- Roger Moore, Gli esecutor (US: Street People; UK: The Sicilian Cross), Italy, 1975. Director Maurizio Lucidi seemed to like The Persuaders, TV, 1971. And if he couldn’t get Danny Wilde, he’d make do with Lord Brett Sinclair - who also happened to be a certain Commander Bond.
- Richard Chamberlain, The Man in the Iron Mask, TV, 1977. Also announced in ’74. “I’d decided to make a few pictures for young people before I get too old.”
- Terence Stamp, The Adventures of Priscilla, Queen of the Desert, Australia, 1994. An even more obvious idea than Tim Curry, leggy Dr. Frank-N-Furter as Mitzi - greatly improved upon by Stamp.
- Colin Farrell, Phone Booth, 2001.
After about 30 years of B-pix, directing 18 of them, Larry Cohen moved from B to A List scripter at 58. “I wrote the character of a small-time hustling publicist. I patterned him on Tony Curtis in Sweet Smell of Success and even had Tony ready to star but…” It took 40 years to get his suspenser made. Alfred Hitchcock wanted it in the ’60s, but neither man could work out why the hero stayed trapped in the titular box. By the ’90s, Cohen found the (all-American) idea of a sniper - threatening to shoot the hero if he left the booth. Director Joel Schumacher talked to Jim Carrey when they made Batman Forever, 1994, then Mel Gibson, Will Smith, Mark Wahlberg and, finally, the young Irish lad he’d made into a sudden star with Tigerland, 1999. But young film fans with their cell phones, didn’t know from … whaddyer call ’em again… phone booths? Cohen heard them and brought his tale up to date as Cellular for Kim Basinger and Chris Evans in 2003.

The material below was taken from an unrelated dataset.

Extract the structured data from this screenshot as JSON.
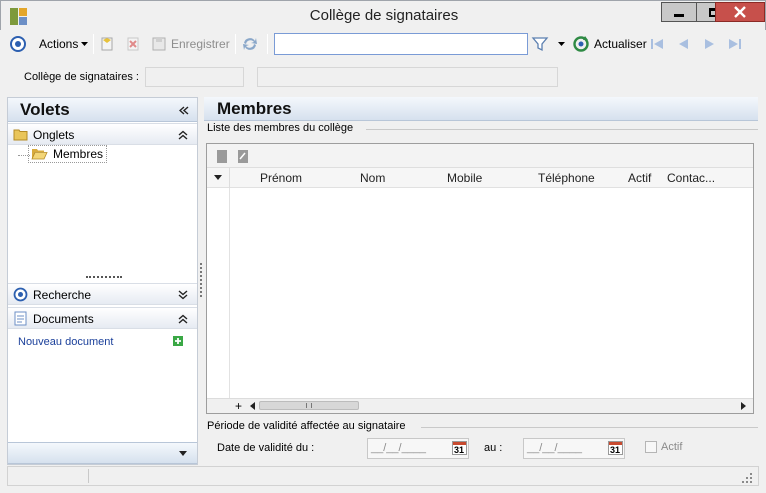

Jack O’Connell, Unbroken, 2014. Laura Hillenbrand’s book was sub-titled: A World War II Story of Survival, Resilience, and Redemption. The hero, Louis Zamperini, required such attributes again during a 54-year wait for his incredible story to be filmed. Universal bought rights in the 50s for Curtis to make after Spartacus. Who better for the Depression Era trouble-maker becoming the youngest American competing at the 1936 Berlin Olympics, crash-landing in the Pacific during WWII, drifting for 47 days in a crowded boat, then enduring unimaginable torture from brutal Japanese guards as a POW (they never broke him). More recently Nic Cage was keen. Then, Angelina Jolie took over the project as director and turned the rising UK Skins find, O’Connell, into Zamperini… who saw a rough-cut on Jolie’s laptop weeks before he died in hospital from pneumonia at age 97 on Juy 2, 2014 The film opened four months later.